When consumers first got word of a foldable smartphone, they were understandably thrilled and intrigued. Samsung developed a phone with a display that would literally bend in half, giving users the option of a standard-sized smartphone display, or a tablet-sized screen, all in the same device. After years of research and production, Samsung was finally ready to share their revolutionary device with the world.
Or so they thought.
Samsung Galaxy Fold Release Delayed Indefinitely
Samsung initially chose April 26, 2019, as the launch date for the Galaxy Fold. But mere days after sending phones to various publications for review pre-launch, Samsung delayed the launch date indefinitely.
Customers who preordered the Galaxy Fold have since gotten messages from AT&T that suggest the new release date may be June 13, 2019. But rumors suggest that may just be a placeholder date.
So what exactly went wrong? What is causing these state-of-the-art, folding smartphones to fail? It turns out, the problem lies within the very feature that consumers are most excited about: the display.
Problems With Samsung Galaxy Fold Display
Despite what their name suggests, the folks at iFixit spend much of their time breaking down phones.

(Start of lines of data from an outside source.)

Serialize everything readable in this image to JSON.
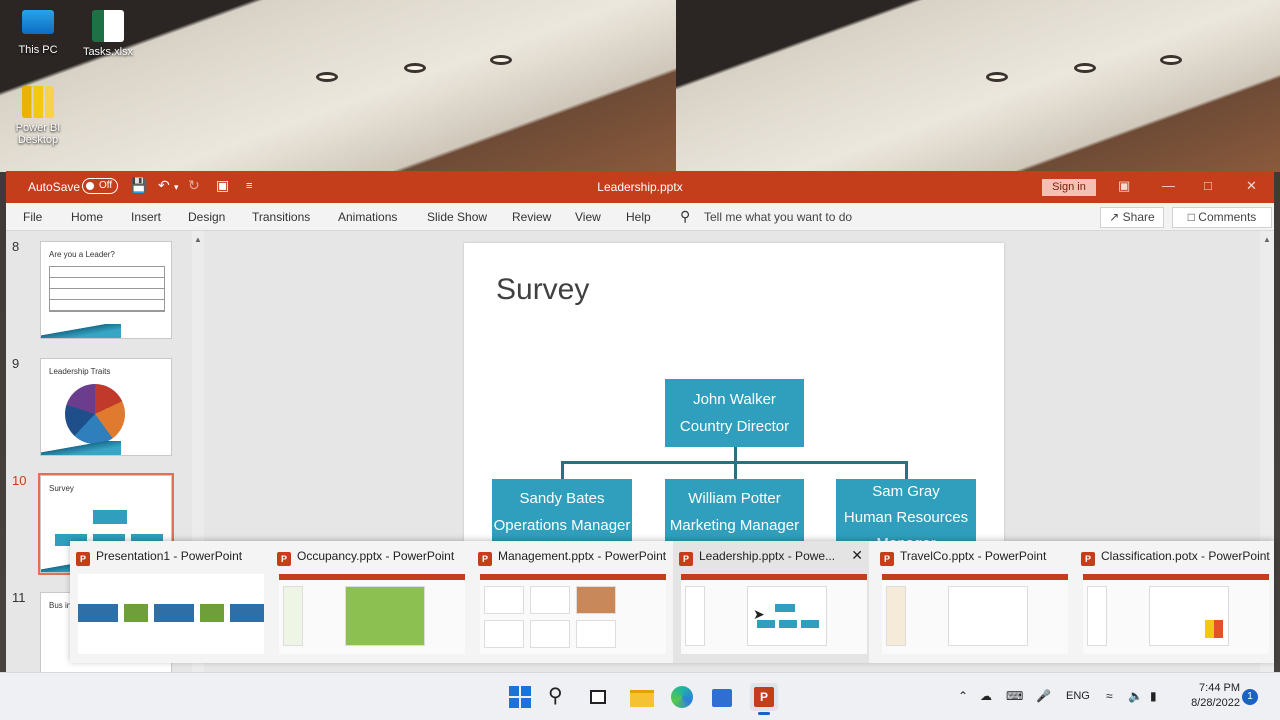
{
  "desktop": {
    "icons": [
      {
        "label": "This PC"
      },
      {
        "label": "Tasks.xlsx"
      },
      {
        "label": "Power BI Desktop"
      }
    ]
  },
  "window": {
    "title": "Leadership.pptx",
    "autosave_label": "AutoSave",
    "autosave_state": "Off",
    "signin_label": "Sign in",
    "accent": "#c43e1c"
  },
  "menu": {
    "tabs": [
      "File",
      "Home",
      "Insert",
      "Design",
      "Transitions",
      "Animations",
      "Slide Show",
      "Review",
      "View",
      "Help"
    ],
    "tell_me": "Tell me what you want to do",
    "share": "Share",
    "comments": "Comments"
  },
  "thumbnails": [
    {
      "number": "8",
      "title": "Are you a Leader?"
    },
    {
      "number": "9",
      "title": "Leadership Traits"
    },
    {
      "number": "10",
      "title": "Survey",
      "selected": true
    },
    {
      "number": "11",
      "title": "Bus ine"
    }
  ],
  "slide": {
    "title": "Survey",
    "org": {
      "top": {
        "name": "John Walker",
        "role": "Country Director"
      },
      "children": [
        {
          "name": "Sandy Bates",
          "role": "Operations Manager"
        },
        {
          "name": "William Potter",
          "role": "Marketing Manager"
        },
        {
          "name": "Sam Gray",
          "role": "Human Resources Manager"
        }
      ],
      "box_color": "#2f9fbd"
    }
  },
  "flyout": [
    {
      "title": "Presentation1 - PowerPoint"
    },
    {
      "title": "Occupancy.pptx - PowerPoint"
    },
    {
      "title": "Management.pptx - PowerPoint"
    },
    {
      "title": "Leadership.pptx - Powe...",
      "active": true
    },
    {
      "title": "TravelCo.pptx - PowerPoint"
    },
    {
      "title": "Classification.potx - PowerPoint"
    }
  ],
  "taskbar": {
    "language": "ENG",
    "time": "7:44 PM",
    "date": "8/28/2022",
    "notifications": "1"
  }
}
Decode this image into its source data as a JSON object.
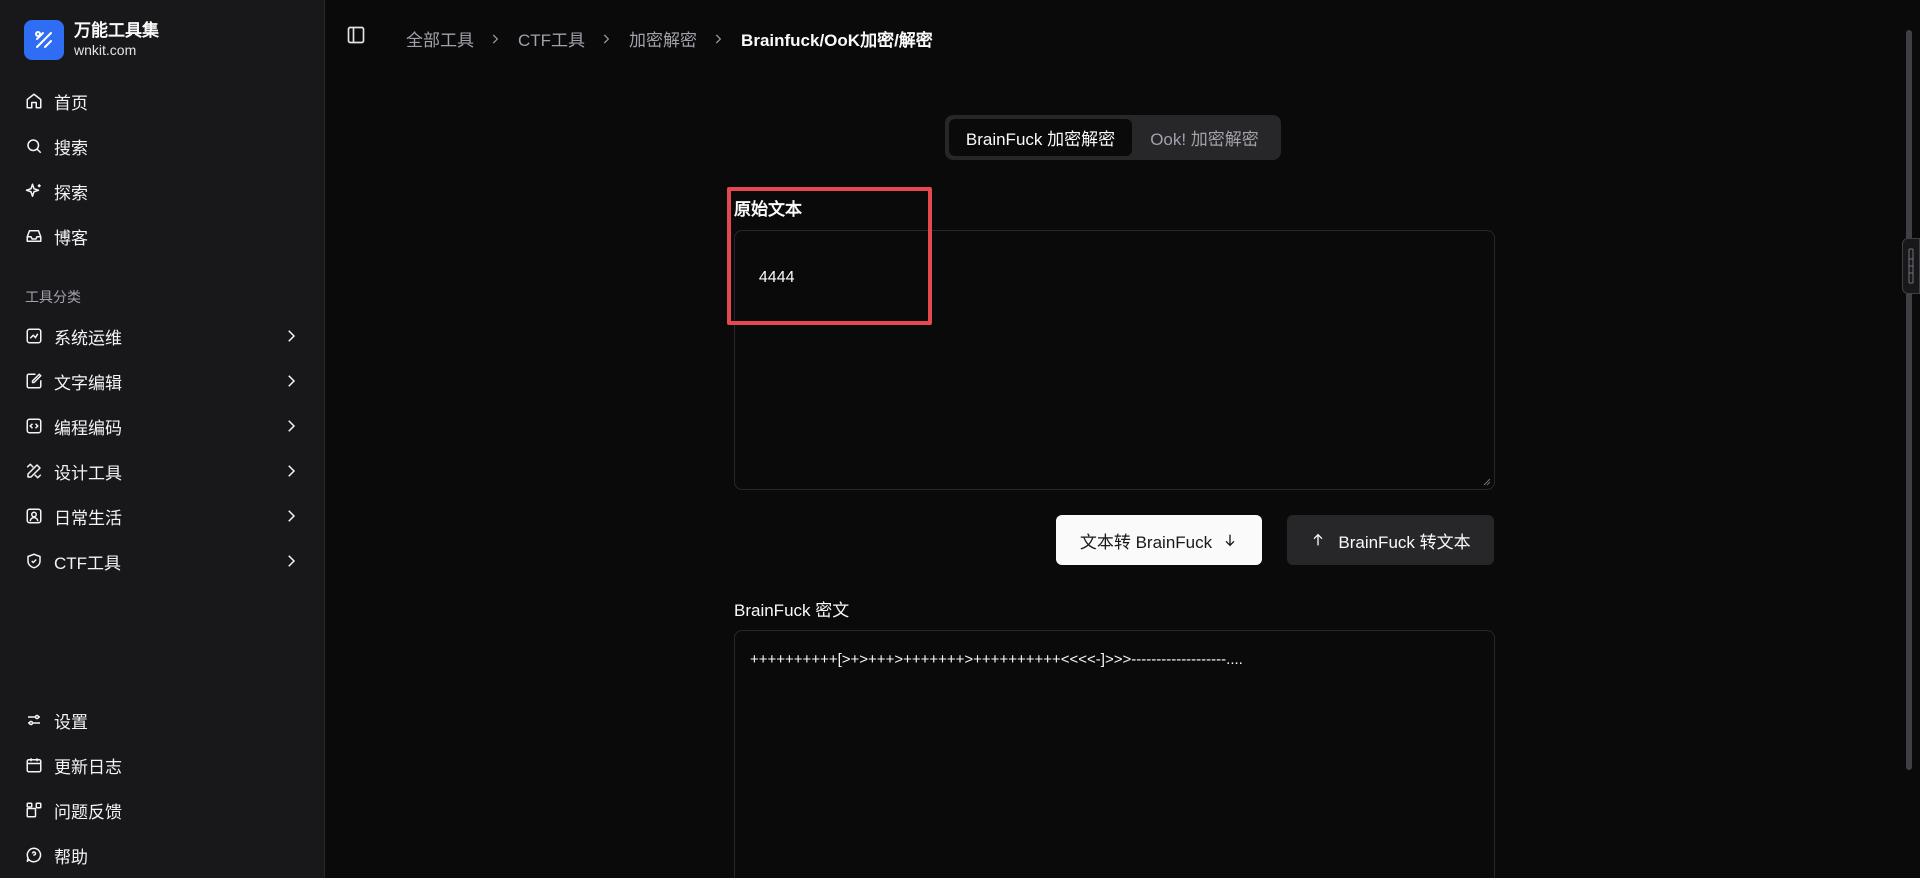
{
  "brand": {
    "name": "万能工具集",
    "domain": "wnkit.com",
    "accent": "#2f6df5"
  },
  "sidebar": {
    "top_items": [
      {
        "label": "首页",
        "icon": "home-icon"
      },
      {
        "label": "搜索",
        "icon": "search-icon"
      },
      {
        "label": "探索",
        "icon": "sparkles-icon"
      },
      {
        "label": "博客",
        "icon": "inbox-icon"
      }
    ],
    "section_label": "工具分类",
    "categories": [
      {
        "label": "系统运维",
        "icon": "server-icon"
      },
      {
        "label": "文字编辑",
        "icon": "edit-icon"
      },
      {
        "label": "编程编码",
        "icon": "code-icon"
      },
      {
        "label": "设计工具",
        "icon": "design-icon"
      },
      {
        "label": "日常生活",
        "icon": "user-square-icon"
      },
      {
        "label": "CTF工具",
        "icon": "shield-icon"
      }
    ],
    "bottom_items": [
      {
        "label": "设置",
        "icon": "settings-icon"
      },
      {
        "label": "更新日志",
        "icon": "calendar-icon"
      },
      {
        "label": "问题反馈",
        "icon": "feedback-icon"
      },
      {
        "label": "帮助",
        "icon": "help-icon"
      }
    ]
  },
  "breadcrumb": {
    "items": [
      "全部工具",
      "CTF工具",
      "加密解密"
    ],
    "current": "Brainfuck/OoK加密/解密"
  },
  "tabs": {
    "active": "BrainFuck 加密解密",
    "inactive": "Ook! 加密解密"
  },
  "input": {
    "label": "原始文本",
    "value": "4444"
  },
  "buttons": {
    "encode": "文本转 BrainFuck",
    "decode": "BrainFuck 转文本"
  },
  "output": {
    "label": "BrainFuck 密文",
    "value": "++++++++++[>+>+++>+++++++>++++++++++<<<<-]>>>-------------------...."
  },
  "colors": {
    "highlight": "#e5484d"
  }
}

And while it sounds like an enjoyable way to spend the afternoon, they do so to give consumers a better idea of just how durable a product is. Needless to say, they couldn’t wait to get their hands on the Samsung Galaxy Fold.
While on the iFixit “teardown table” there were several important aspects of the phone’s design that were uncovered. It was discovered that the most detrimental design flaw is the number of areas where debris can get into the phone and damage or disrupt the display.
The Galaxy Fold has a plastic display that is attached by a thin, plastic bezel. The bezel is glued along the edges of the phone, except where the phone folds. And that’s where the problems begin. At the phone’s hinge, there is no bezel to protect the edge of the display.
Whether the phone is lying open, folded, or somewhere in between, it’s disturbingly easy for just about any small object to get under the display. If enough debris, or a large enough object, gets under the display, it can become stuck and put pressure on the display screen, causing irreversible damage.
As the phone is being folded, the display lifts away from the body of the phone, leaving plenty of room for debris to get in. The action of folding and unfolding the phone can then move that debris around, potentially damaging the display.
Debris can also get into the back of the smartphone, because of gaps along the spine. This may not directly cause damage to the display, but it’s definitely not good for the phone.
It also doesn’t help that Samsung chose an OLED display for the Fold. OLED screens are far more fragile than LCD displays. To combat this issue, Samsung provided a thin protective layer that several reviewers unknowingly removed, thinking it was a flimsy, temporary screen protector. Yes, it looks that cheap. For those of us who immediately peel the protective film off our devices upon opening them, it would be far too tempting having to look at the cheap film covering the phone every day.
Galaxy Fold Display: Too Fragile?
We think it was definitely a smart move by Samsung to delay the launch date. We can only hope they closely examine the recalled review units, study the numerous vulnerabilities, and find solutions before consumers lose interest or competitors take advantage of the Fold catastrophe.
To truly succeed as a smartphone in this day and age, Samsung will have to ensure the Fold is able to hold up against everyday use. Unfortunately, that may mean having to go back to the drawing board, so they can come up with a way to protect the exposed points at the phone’s hinge, while still allowing for the remarkable folding feature. Cheap, plastic bezels that only cover a portion of the display’s edge clearly aren’t working as well as Samsung had hoped.
We can’t help but think there is a solution out there. We just hope Samsung discovers it sooner rather than later.